Note that this mod requires working with the highest voltages in the amplifier. If you decide that you want to do this yourself, be absolutely certain that you already know how to do it safely before you start – unplug the amp, let it sit for an hour, etc. If you have any doubts, take it to a tech who knows how. Amps can be valuable, but they’re not worth dying for.
The diodes have to be able to withstand at least twice the B+ voltage in the amplifier. For amps up to about 450V in normal operation, you can use the cheap and widely available 1N4007, which is rated for 1000V and 1 amp.
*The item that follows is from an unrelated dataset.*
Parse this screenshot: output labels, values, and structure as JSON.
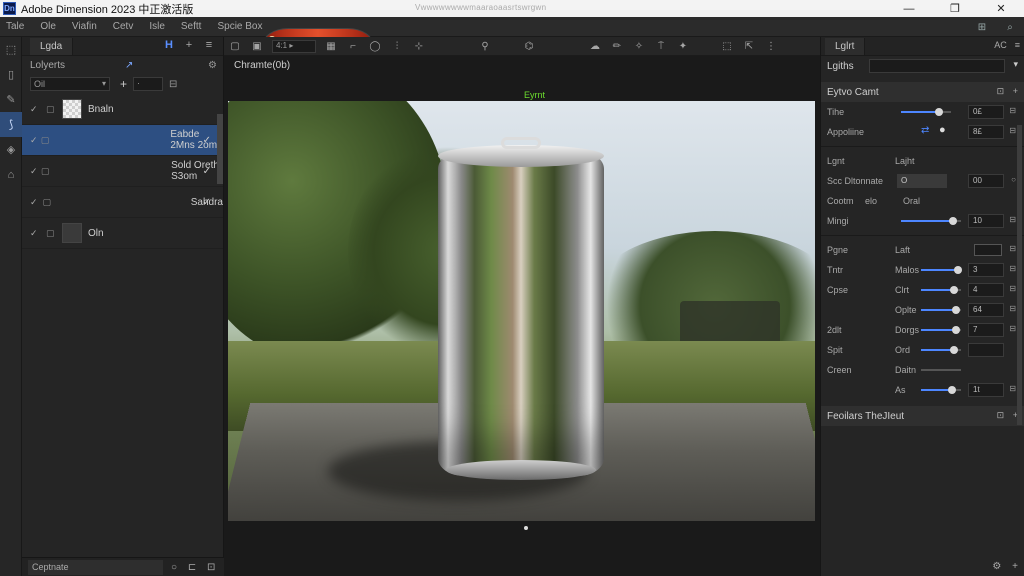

For amps with B+ supplies over 450V up to about 550V, use the ST Semiconductor STTH112U, which is rated for 1A and 1200V, available from Mouser Electronics.
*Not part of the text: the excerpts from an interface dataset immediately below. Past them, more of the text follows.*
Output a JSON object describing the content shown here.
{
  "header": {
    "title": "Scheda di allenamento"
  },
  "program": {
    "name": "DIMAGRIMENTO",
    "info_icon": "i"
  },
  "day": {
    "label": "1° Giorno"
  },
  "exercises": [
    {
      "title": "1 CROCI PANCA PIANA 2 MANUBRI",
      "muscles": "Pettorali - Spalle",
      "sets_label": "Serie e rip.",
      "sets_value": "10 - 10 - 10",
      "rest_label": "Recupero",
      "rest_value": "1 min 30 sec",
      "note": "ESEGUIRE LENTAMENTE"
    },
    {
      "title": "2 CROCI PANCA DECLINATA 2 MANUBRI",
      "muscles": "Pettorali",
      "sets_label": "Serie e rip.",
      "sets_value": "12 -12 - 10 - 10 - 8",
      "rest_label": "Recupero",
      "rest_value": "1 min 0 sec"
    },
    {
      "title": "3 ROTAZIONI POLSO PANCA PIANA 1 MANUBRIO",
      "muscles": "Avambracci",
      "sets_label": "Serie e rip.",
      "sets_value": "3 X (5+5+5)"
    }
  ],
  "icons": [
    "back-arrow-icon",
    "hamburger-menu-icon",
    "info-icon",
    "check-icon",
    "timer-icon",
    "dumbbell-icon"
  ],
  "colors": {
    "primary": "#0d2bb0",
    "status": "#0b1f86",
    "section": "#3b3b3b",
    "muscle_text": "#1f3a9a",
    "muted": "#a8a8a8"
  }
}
After the mod, the B+ will be 0.7V smaller – an insignificant amount. If the rectifier tube just wears out and quits conducting, the amp still quits working; that’s what replacement tubes are for. But if it shorts, the solid-state diodes now take over the load. In fact, the amp simply keeps playing if the rectifier tube shorts. The high voltage supply actually rises by maybe 50V, so the amp gets a touch louder. You can keep playing until the show is over and you have time to put in a new rectifier.
You might ask, “Why are we doing this?” The “immortal amplifier” idea originated in the poem, “The Wonderful One-Hoss Shay” by Oliver Wendell Holmes, and was furthered along by stories of how Rolls-Royce made its notoriously reliable cars. The basis of both of these is that in any machine there are weak points – places which will break first.
In the poem by Holmes, the horse-drawn carriage was constructed so that every part was as strong as the rest, so it all failed at once – like a bubble bursting – after 100 years. In the case of Rolls Royce, they did abusive testing on entire cars, found what parts broke, then made those parts stronger so they did not break.
Tube amplifiers are already pretty reliable. If we were to find the few weak points and add some reinforcements there, they could last even longer, suitable for leaving to your grandkids. The fact that they don’t fail you on stage or are cheap to repair when they do manage to fail is icing on the cake.
This mod is intended to strengthen a weak spot in tube amps. After doing these mods to my amps, they may not really be immortal, but they should outlast me!
Immortal Amplifier Mod #1 - Rectifier Tube Fail Soft
A well-made tube amp can last a long time, but there are a few things that can make them uneconomical to fix, as well as unreliable. If you were to make these weak links stronger or easier to fix, the amplifier would then last a long time – maybe even longer than you, effectively making the amplifier immortal.
Back up your tube rectifier so it “soft fails." Rectifier tubes fail, like all tubes do. They usually fail by not conducting current at all, instead giving complete silence, which is no big problem. As a smart and well-prepared musician, you can just pop in your spare rectifier tube, making good use of the tube sockets.
But sometimes when the rectifier tube fails, it does not open. Sometimes it shorts and dumps the full, high voltage AC power into the filter caps. Polarized filter caps cannot stand AC, so they usually fail shorted. Now there is a solid short on the power transformer high voltage winding. The AC power line fuse might blow in time to save your power transformer from burning out, but it also might not, as it’s deliberately made a time-delay (“slo-blo”) type to allow the amp to get started. And your power transformer is the single most expensive part in your amp.
Fortunately, the fix is simple: add – or have your tech add – two solid-state diodes, one in series with each anode of the rectifier tube. The diodes must be rated for more than twice the B+ voltage of the amp and at least the full current. One-amp (1A) rated diodes are sufficient for nearly all tube amps. In most amps, the power transformer leads go directly to the rectifier tube socket. The simplest way to wire in the diodes is to unsolder the wire from the rectifier tube socket, then solder the cathode (bar) end of the diode to the rectifier tube. Bend a loop in the anode (opposite) end of the diode, then slip a length of heat shrink tubing over each transformer lead, soldering each transformer lead to the loop in one diode. When the solder cools, slip the heat shrink down over the diode and heat it. Don’t leave the wire leads uncovered – this is important for safety!
This is not an ideal mounting arrangement for the diodes, as they are supporting the transformer leads. To take some strain off the diode leads, use nylon cable ties to keep the transformer leads together, or, better yet, secure them to nearby parts of the amp to keep the leads from stressing the diodes mechanically.